> How to complete this task
In the data below, which lines hold "name"? Copy every one.

[[ Records for the task open ]]

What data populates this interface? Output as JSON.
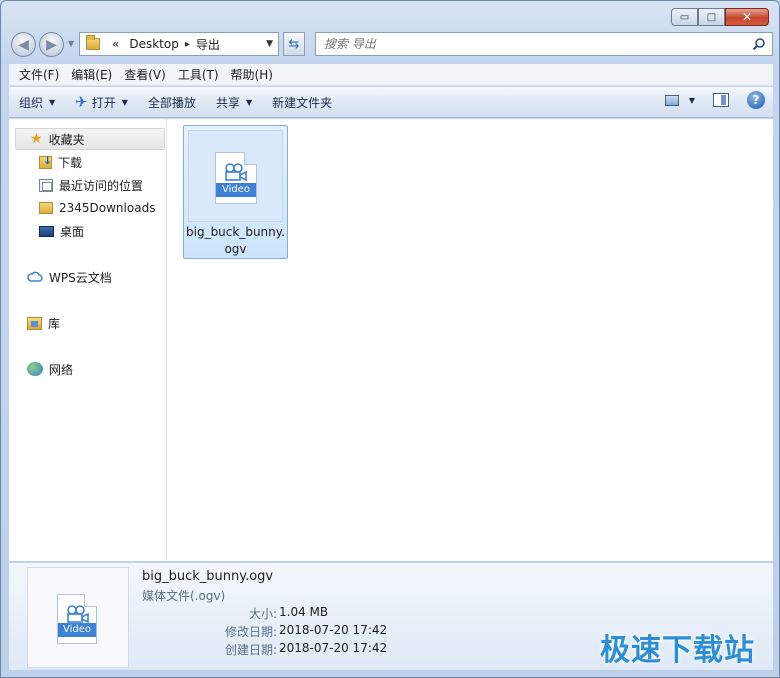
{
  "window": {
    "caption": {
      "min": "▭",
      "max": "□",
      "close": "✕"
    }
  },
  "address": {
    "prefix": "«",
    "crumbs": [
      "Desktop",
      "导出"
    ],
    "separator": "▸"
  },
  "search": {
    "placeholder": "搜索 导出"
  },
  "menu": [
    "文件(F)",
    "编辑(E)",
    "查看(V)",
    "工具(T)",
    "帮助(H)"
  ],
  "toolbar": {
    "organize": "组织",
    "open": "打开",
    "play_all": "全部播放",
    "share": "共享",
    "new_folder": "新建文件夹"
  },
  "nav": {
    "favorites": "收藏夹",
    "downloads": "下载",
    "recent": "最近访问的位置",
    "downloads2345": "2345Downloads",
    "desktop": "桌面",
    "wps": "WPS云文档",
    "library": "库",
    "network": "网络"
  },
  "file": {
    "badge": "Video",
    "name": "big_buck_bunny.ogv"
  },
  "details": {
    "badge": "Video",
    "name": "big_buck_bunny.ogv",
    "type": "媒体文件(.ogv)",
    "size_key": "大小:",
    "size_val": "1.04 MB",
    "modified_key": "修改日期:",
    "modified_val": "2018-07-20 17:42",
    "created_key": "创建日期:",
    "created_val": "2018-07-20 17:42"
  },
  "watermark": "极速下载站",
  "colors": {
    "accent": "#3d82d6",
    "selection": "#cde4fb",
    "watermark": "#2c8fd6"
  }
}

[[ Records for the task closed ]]

> Task solution
    "name": "big_buck_bunny.ogv"
    "name": "big_buck_bunny.ogv",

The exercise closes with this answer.